_Input data_:
^^^^^^^^^^^^^^^^

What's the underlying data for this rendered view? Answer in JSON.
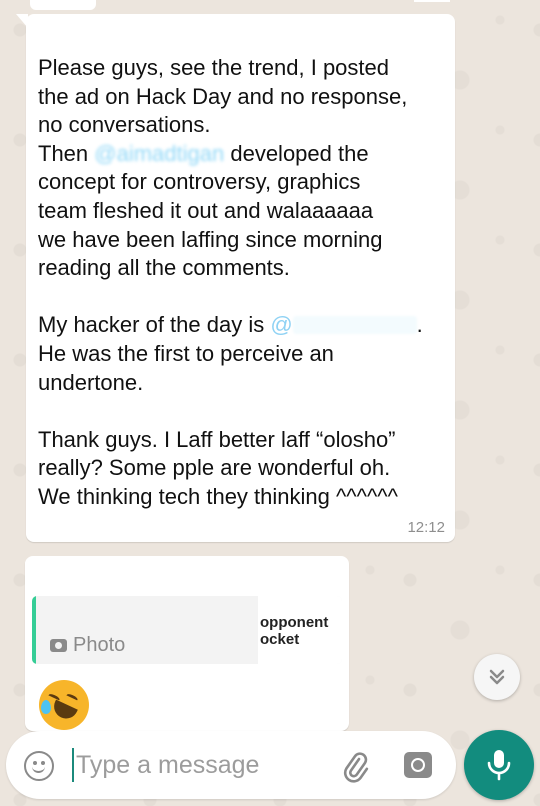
{
  "chat": {
    "message_main": {
      "line1": "Please guys, see the trend, I posted",
      "line2": "the ad on Hack Day and no response,",
      "line3": "no conversations.",
      "line4_pre": "Then ",
      "mention1": "@aimadtigan",
      "line4_post": " developed the",
      "line5": "concept for controversy, graphics",
      "line6": "team fleshed it out and walaaaaaa",
      "line7": "we have been laffing since morning",
      "line8": "reading all the comments.",
      "line9_pre": "My hacker of the day is ",
      "mention2_at": "@",
      "line9_post": ".",
      "line10": "He was the first to perceive an",
      "line11": "undertone.",
      "line12": "Thank guys. I Laff better laff “olosho”",
      "line13": "really? Some pple are wonderful oh.",
      "line14": "We thinking tech they thinking ^^^^^^",
      "time": "12:12"
    },
    "message_reply": {
      "quoted_type": "Photo",
      "thumb_line1": "opponent",
      "thumb_line2": "ocket",
      "emoji": "rolling-on-floor-laughing"
    }
  },
  "composer": {
    "placeholder": "Type a message"
  },
  "colors": {
    "accent": "#128c7e",
    "quote_bar": "#35cd96",
    "mention": "#34b7f1",
    "background": "#ece5dd"
  }
}
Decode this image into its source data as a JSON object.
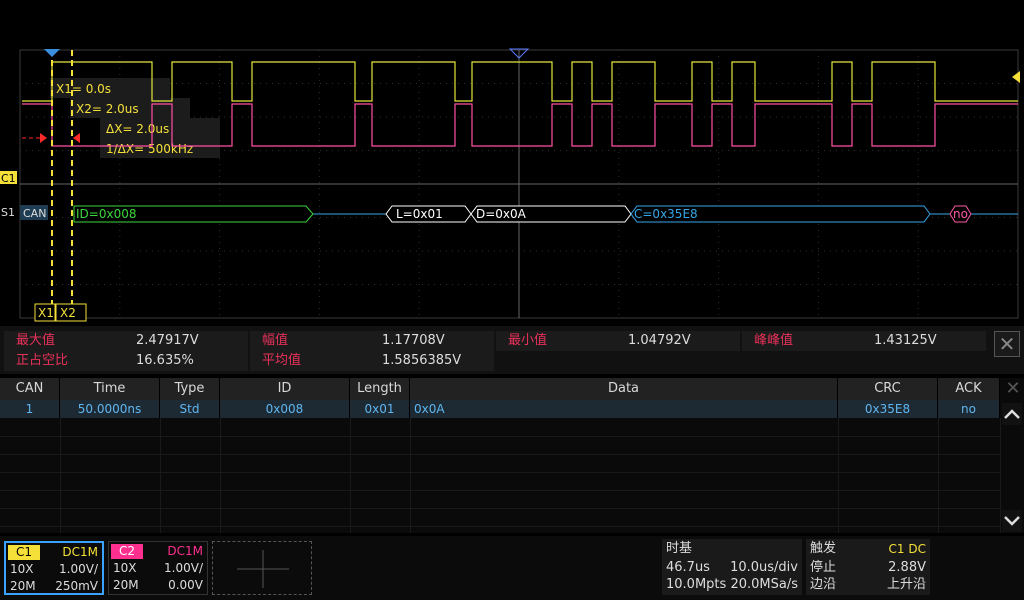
{
  "scope": {
    "c1_marker": "C1",
    "s1_marker": "S1",
    "can_badge": "CAN",
    "cursor_readouts": {
      "x1": "X1= 0.0s",
      "x2": "X2= 2.0us",
      "dx": "ΔX= 2.0us",
      "inv_dx": "1/ΔX= 500kHz"
    },
    "cursor_tags": {
      "x1": "X1",
      "x2": "X2"
    },
    "decode_segments": [
      {
        "label": "ID=0x008",
        "color": "#3bd63b"
      },
      {
        "label": "L=0x01",
        "color": "#ffffff"
      },
      {
        "label": "D=0x0A",
        "color": "#ffffff"
      },
      {
        "label": "C=0x35E8",
        "color": "#35a6e6"
      },
      {
        "label": "no",
        "color": "#ff5aa8"
      }
    ],
    "colors": {
      "c1": "#e5e53a",
      "c2": "#ff4fa6",
      "decode_line": "#35a6e6",
      "grid": "#3a3a3a",
      "cursor": "#f5e03a"
    }
  },
  "measurements": {
    "row1": [
      {
        "name": "最大值",
        "value": "2.47917V"
      },
      {
        "name": "幅值",
        "value": "1.17708V"
      },
      {
        "name": "最小值",
        "value": "1.04792V"
      },
      {
        "name": "峰峰值",
        "value": "1.43125V"
      }
    ],
    "row2": [
      {
        "name": "正占空比",
        "value": "16.635%"
      },
      {
        "name": "平均值",
        "value": "1.5856385V"
      }
    ],
    "close_glyph": "✕"
  },
  "decode_table": {
    "headers": [
      "CAN",
      "Time",
      "Type",
      "ID",
      "Length",
      "Data",
      "CRC",
      "ACK"
    ],
    "rows": [
      [
        "1",
        "50.0000ns",
        "Std",
        "0x008",
        "0x01",
        "0x0A",
        "0x35E8",
        "no"
      ]
    ],
    "close_glyph": "✕"
  },
  "channels": {
    "c1": {
      "tag": "C1",
      "coupling": "DC1M",
      "probe": "10X",
      "scale": "1.00V/",
      "bw": "20M",
      "offset": "250mV",
      "color": "#f5e03a"
    },
    "c2": {
      "tag": "C2",
      "coupling": "DC1M",
      "probe": "10X",
      "scale": "1.00V/",
      "bw": "20M",
      "offset": "0.00V",
      "color": "#ff2f8f"
    }
  },
  "timebase": {
    "title": "时基",
    "delay": "46.7us",
    "div": "10.0us/div",
    "points": "10.0Mpts",
    "rate": "20.0MSa/s"
  },
  "trigger": {
    "title": "触发",
    "source": "C1 DC",
    "state": "停止",
    "level": "2.88V",
    "edge_label": "边沿",
    "slope": "上升沿"
  }
}
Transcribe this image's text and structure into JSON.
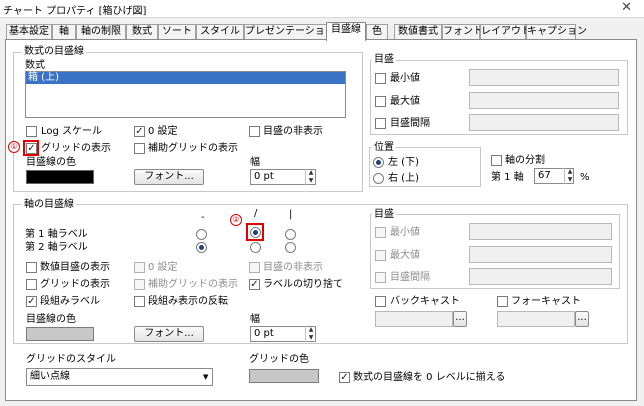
{
  "window": {
    "title": "チャート プロパティ [箱ひげ図]",
    "close_glyph": "✕"
  },
  "tabs": [
    {
      "label": "基本設定"
    },
    {
      "label": "軸"
    },
    {
      "label": "軸の制限"
    },
    {
      "label": "数式"
    },
    {
      "label": "ソート"
    },
    {
      "label": "スタイル"
    },
    {
      "label": "プレゼンテーション"
    },
    {
      "label": "目盛線"
    },
    {
      "label": "色"
    },
    {
      "label": "数値書式"
    },
    {
      "label": "フォント"
    },
    {
      "label": "レイアウト"
    },
    {
      "label": "キャプション"
    }
  ],
  "active_tab": "目盛線",
  "expr_group": {
    "title": "数式の目盛線",
    "expr_label": "数式",
    "list_items": [
      "箱 (上)"
    ],
    "log_scale": "Log スケール",
    "zero_setting": "0 設定",
    "hide_gridlines": "目盛の非表示",
    "show_grid": "グリッドの表示",
    "show_minor_grid": "補助グリッドの表示",
    "grid_color_label": "目盛線の色",
    "font_button": "フォント...",
    "width_label": "幅",
    "width_value": "0 pt"
  },
  "scale_group_top": {
    "title": "目盛",
    "min": "最小値",
    "max": "最大値",
    "interval": "目盛間隔"
  },
  "position_group": {
    "title": "位置",
    "left": "左 (下)",
    "right": "右 (上)"
  },
  "axis_split": {
    "label": "軸の分割",
    "first_axis": "第 1 軸",
    "value": "67",
    "unit": "%"
  },
  "axis_group": {
    "title": "軸の目盛線",
    "col_glyphs": [
      "-",
      "/",
      "|"
    ],
    "rows": [
      {
        "label": "第 1 軸ラベル",
        "selected": 1
      },
      {
        "label": "第 2 軸ラベル",
        "selected": 0
      }
    ],
    "show_value_scale": "数値目盛の表示",
    "zero_setting": "0 設定",
    "hide_gridlines": "目盛の非表示",
    "show_grid": "グリッドの表示",
    "show_minor_grid": "補助グリッドの表示",
    "wrap_labels": "ラベルの切り捨て",
    "stagger_labels": "段組みラベル",
    "reverse_stagger": "段組み表示の反転",
    "grid_color_label": "目盛線の色",
    "font_button": "フォント...",
    "width_label": "幅",
    "width_value": "0 pt",
    "backcast": "バックキャスト",
    "forecast": "フォーキャスト",
    "ellipsis": "..."
  },
  "scale_group_bottom": {
    "title": "目盛",
    "min": "最小値",
    "max": "最大値",
    "interval": "目盛間隔"
  },
  "grid_style": {
    "label": "グリッドのスタイル",
    "value": "細い点線",
    "arrow": "▼"
  },
  "grid_color": {
    "label": "グリッドの色"
  },
  "align_zero": {
    "label": "数式の目盛線を 0 レベルに揃える"
  },
  "annotations": {
    "one": "①",
    "two": "②"
  },
  "spin_glyphs": {
    "up": "▲",
    "down": "▼"
  },
  "check_glyph": "✓"
}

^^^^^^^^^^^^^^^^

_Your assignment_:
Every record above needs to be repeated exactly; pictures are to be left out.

_Solution for this problem_:
What's the underlying data for this rendered view? Answer in JSON.
{
  "chat": {
    "message_main": {
      "line1": "Please guys, see the trend, I posted",
      "line2": "the ad on Hack Day and no response,",
      "line3": "no conversations.",
      "line4_pre": "Then ",
      "mention1": "@aimadtigan",
      "line4_post": " developed the",
      "line5": "concept for controversy, graphics",
      "line6": "team fleshed it out and walaaaaaa",
      "line7": "we have been laffing since morning",
      "line8": "reading all the comments.",
      "line9_pre": "My hacker of the day is ",
      "mention2_at": "@",
      "line9_post": ".",
      "line10": "He was the first to perceive an",
      "line11": "undertone.",
      "line12": "Thank guys. I Laff better laff “olosho”",
      "line13": "really? Some pple are wonderful oh.",
      "line14": "We thinking tech they thinking ^^^^^^",
      "time": "12:12"
    },
    "message_reply": {
      "quoted_type": "Photo",
      "thumb_line1": "opponent",
      "thumb_line2": "ocket",
      "emoji": "rolling-on-floor-laughing"
    }
  },
  "composer": {
    "placeholder": "Type a message"
  },
  "colors": {
    "accent": "#128c7e",
    "quote_bar": "#35cd96",
    "mention": "#34b7f1",
    "background": "#ece5dd"
  }
}
Decode this image into its source data as a JSON object.
{
  "scope": {
    "c1_marker": "C1",
    "s1_marker": "S1",
    "can_badge": "CAN",
    "cursor_readouts": {
      "x1": "X1= 0.0s",
      "x2": "X2= 2.0us",
      "dx": "ΔX= 2.0us",
      "inv_dx": "1/ΔX= 500kHz"
    },
    "cursor_tags": {
      "x1": "X1",
      "x2": "X2"
    },
    "decode_segments": [
      {
        "label": "ID=0x008",
        "color": "#3bd63b"
      },
      {
        "label": "L=0x01",
        "color": "#ffffff"
      },
      {
        "label": "D=0x0A",
        "color": "#ffffff"
      },
      {
        "label": "C=0x35E8",
        "color": "#35a6e6"
      },
      {
        "label": "no",
        "color": "#ff5aa8"
      }
    ],
    "colors": {
      "c1": "#e5e53a",
      "c2": "#ff4fa6",
      "decode_line": "#35a6e6",
      "grid": "#3a3a3a",
      "cursor": "#f5e03a"
    }
  },
  "measurements": {
    "row1": [
      {
        "name": "最大值",
        "value": "2.47917V"
      },
      {
        "name": "幅值",
        "value": "1.17708V"
      },
      {
        "name": "最小值",
        "value": "1.04792V"
      },
      {
        "name": "峰峰值",
        "value": "1.43125V"
      }
    ],
    "row2": [
      {
        "name": "正占空比",
        "value": "16.635%"
      },
      {
        "name": "平均值",
        "value": "1.5856385V"
      }
    ],
    "close_glyph": "✕"
  },
  "decode_table": {
    "headers": [
      "CAN",
      "Time",
      "Type",
      "ID",
      "Length",
      "Data",
      "CRC",
      "ACK"
    ],
    "rows": [
      [
        "1",
        "50.0000ns",
        "Std",
        "0x008",
        "0x01",
        "0x0A",
        "0x35E8",
        "no"
      ]
    ],
    "close_glyph": "✕"
  },
  "channels": {
    "c1": {
      "tag": "C1",
      "coupling": "DC1M",
      "probe": "10X",
      "scale": "1.00V/",
      "bw": "20M",
      "offset": "250mV",
      "color": "#f5e03a"
    },
    "c2": {
      "tag": "C2",
      "coupling": "DC1M",
      "probe": "10X",
      "scale": "1.00V/",
      "bw": "20M",
      "offset": "0.00V",
      "color": "#ff2f8f"
    }
  },
  "timebase": {
    "title": "时基",
    "delay": "46.7us",
    "div": "10.0us/div",
    "points": "10.0Mpts",
    "rate": "20.0MSa/s"
  },
  "trigger": {
    "title": "触发",
    "source": "C1 DC",
    "state": "停止",
    "level": "2.88V",
    "edge_label": "边沿",
    "slope": "上升沿"
  }
}
Transcribe this image's text and structure into JSON.
{
  "window": {
    "title": "チャート プロパティ [箱ひげ図]",
    "close_glyph": "✕"
  },
  "tabs": [
    {
      "label": "基本設定"
    },
    {
      "label": "軸"
    },
    {
      "label": "軸の制限"
    },
    {
      "label": "数式"
    },
    {
      "label": "ソート"
    },
    {
      "label": "スタイル"
    },
    {
      "label": "プレゼンテーション"
    },
    {
      "label": "目盛線"
    },
    {
      "label": "色"
    },
    {
      "label": "数値書式"
    },
    {
      "label": "フォント"
    },
    {
      "label": "レイアウト"
    },
    {
      "label": "キャプション"
    }
  ],
  "active_tab": "目盛線",
  "expr_group": {
    "title": "数式の目盛線",
    "expr_label": "数式",
    "list_items": [
      "箱 (上)"
    ],
    "log_scale": "Log スケール",
    "zero_setting": "0 設定",
    "hide_gridlines": "目盛の非表示",
    "show_grid": "グリッドの表示",
    "show_minor_grid": "補助グリッドの表示",
    "grid_color_label": "目盛線の色",
    "font_button": "フォント...",
    "width_label": "幅",
    "width_value": "0 pt"
  },
  "scale_group_top": {
    "title": "目盛",
    "min": "最小値",
    "max": "最大値",
    "interval": "目盛間隔"
  },
  "position_group": {
    "title": "位置",
    "left": "左 (下)",
    "right": "右 (上)"
  },
  "axis_split": {
    "label": "軸の分割",
    "first_axis": "第 1 軸",
    "value": "67",
    "unit": "%"
  },
  "axis_group": {
    "title": "軸の目盛線",
    "col_glyphs": [
      "-",
      "/",
      "|"
    ],
    "rows": [
      {
        "label": "第 1 軸ラベル",
        "selected": 1
      },
      {
        "label": "第 2 軸ラベル",
        "selected": 0
      }
    ],
    "show_value_scale": "数値目盛の表示",
    "zero_setting": "0 設定",
    "hide_gridlines": "目盛の非表示",
    "show_grid": "グリッドの表示",
    "show_minor_grid": "補助グリッドの表示",
    "wrap_labels": "ラベルの切り捨て",
    "stagger_labels": "段組みラベル",
    "reverse_stagger": "段組み表示の反転",
    "grid_color_label": "目盛線の色",
    "font_button": "フォント...",
    "width_label": "幅",
    "width_value": "0 pt",
    "backcast": "バックキャスト",
    "forecast": "フォーキャスト",
    "ellipsis": "..."
  },
  "scale_group_bottom": {
    "title": "目盛",
    "min": "最小値",
    "max": "最大値",
    "interval": "目盛間隔"
  },
  "grid_style": {
    "label": "グリッドのスタイル",
    "value": "細い点線",
    "arrow": "▼"
  },
  "grid_color": {
    "label": "グリッドの色"
  },
  "align_zero": {
    "label": "数式の目盛線を 0 レベルに揃える"
  },
  "annotations": {
    "one": "①",
    "two": "②"
  },
  "spin_glyphs": {
    "up": "▲",
    "down": "▼"
  },
  "check_glyph": "✓"
}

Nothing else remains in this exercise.